#### [Brief]
State how many lines in this listing include the word "bead", and nothing else.
----
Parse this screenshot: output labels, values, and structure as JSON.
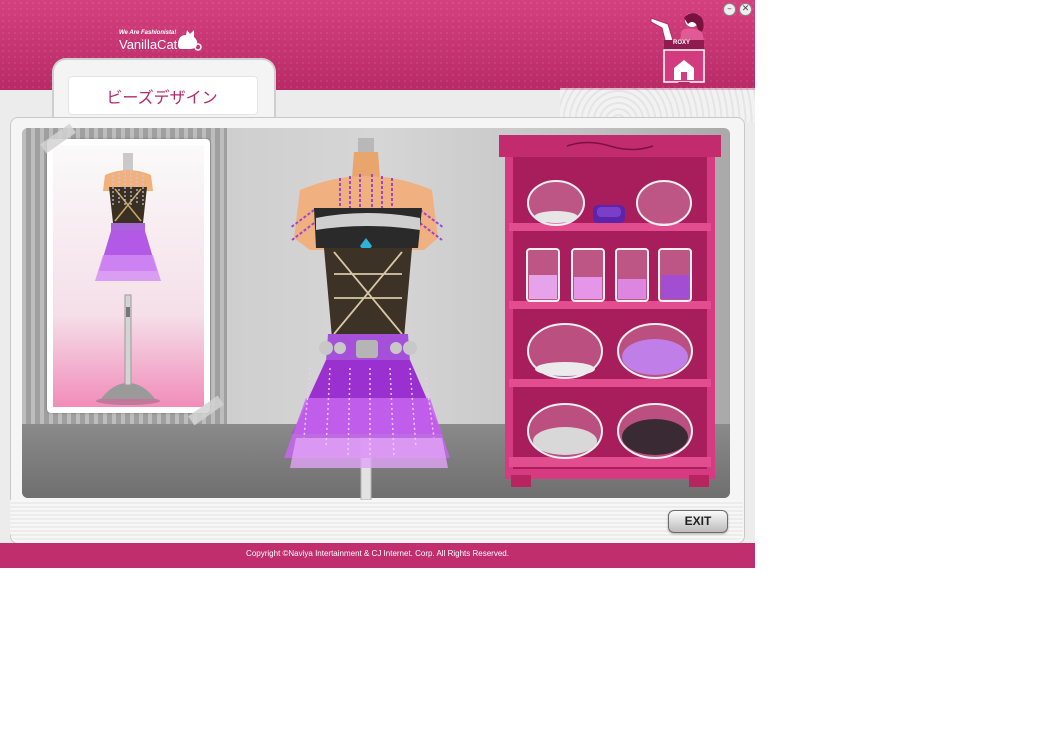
{
  "header": {
    "tagline": "We Are Fashionista!",
    "brand": "VanillaCat",
    "roxy_label": "ROXY"
  },
  "window_controls": {
    "minimize": "–",
    "close": "✕"
  },
  "tab": {
    "title": "ビーズデザイン"
  },
  "exit_button": {
    "label": "EXIT"
  },
  "footer": {
    "copyright": "Copyright ©Naviya Intertainment & CJ Internet. Corp. All Rights Reserved."
  },
  "icons": [
    "cat-icon",
    "minimize-icon",
    "close-icon",
    "roxy-shop-icon"
  ],
  "colors": {
    "brand_pink": "#c02e6d",
    "title_pink": "#b32a6b",
    "dress_purple": "#9b30d0",
    "shelf_pink": "#d63a80"
  },
  "shelf": {
    "rows": [
      [
        "white-pearl-bowl",
        "purple-cushion",
        "empty-bowl"
      ],
      [
        "pink-bead-jar",
        "pink-bead-jar",
        "pink-bead-jar",
        "purple-bead-jar"
      ],
      [
        "white-pearl-bowl",
        "lavender-bead-bowl"
      ],
      [
        "silver-bead-bowl",
        "black-bead-bowl"
      ]
    ]
  }
}
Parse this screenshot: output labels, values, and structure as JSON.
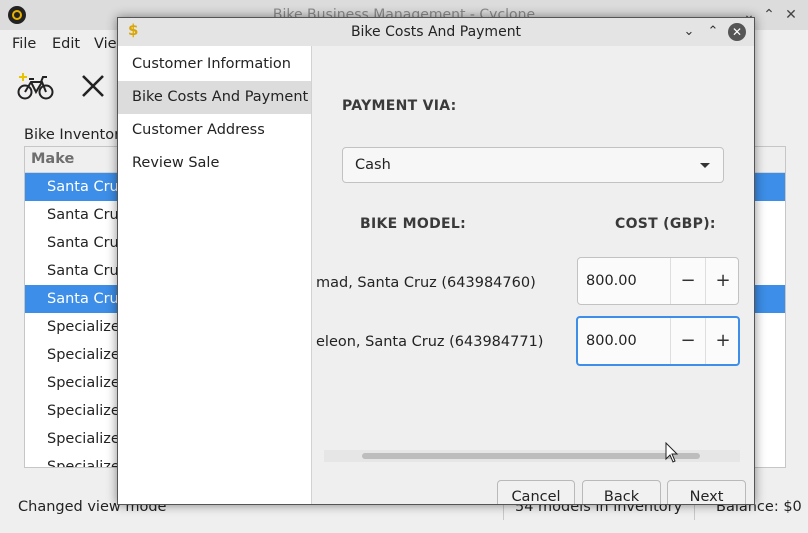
{
  "main_window": {
    "title": "Bike Business Management - Cyclone",
    "menu": [
      "File",
      "Edit",
      "Vie"
    ],
    "inventory_label": "Bike Inventor",
    "table_header_make": "Make",
    "rows": [
      {
        "make": "Santa Cruz",
        "selected": true
      },
      {
        "make": "Santa Cruz",
        "selected": false
      },
      {
        "make": "Santa Cruz",
        "selected": false
      },
      {
        "make": "Santa Cruz",
        "selected": false
      },
      {
        "make": "Santa Cruz",
        "selected": true
      },
      {
        "make": "Specialized",
        "selected": false
      },
      {
        "make": "Specialized",
        "selected": false
      },
      {
        "make": "Specialized",
        "selected": false
      },
      {
        "make": "Specialized",
        "selected": false
      },
      {
        "make": "Specialized",
        "selected": false
      },
      {
        "make": "Specialized",
        "selected": false
      }
    ],
    "status_text": "Changed view mode",
    "status_models": "54 models in inventory",
    "status_balance": "Balance: $0"
  },
  "dialog": {
    "title": "Bike Costs And Payment",
    "icon": "dollar-icon",
    "steps": [
      {
        "label": "Customer Information",
        "active": false
      },
      {
        "label": "Bike Costs And Payment",
        "active": true
      },
      {
        "label": "Customer Address",
        "active": false
      },
      {
        "label": "Review Sale",
        "active": false
      }
    ],
    "payment_label": "PAYMENT VIA:",
    "payment_selected": "Cash",
    "bike_model_header": "BIKE MODEL:",
    "cost_header": "COST (GBP):",
    "lines": [
      {
        "model": "mad, Santa Cruz (643984760)",
        "cost": "800.00",
        "focused": false
      },
      {
        "model": "eleon, Santa Cruz (643984771)",
        "cost": "800.00",
        "focused": true
      }
    ],
    "buttons": {
      "cancel": "Cancel",
      "back": "Back",
      "next": "Next"
    },
    "minus_glyph": "−",
    "plus_glyph": "+"
  },
  "colors": {
    "accent": "#3d8ee8",
    "dollar_icon": "#d9a500"
  }
}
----
#### [Response]
7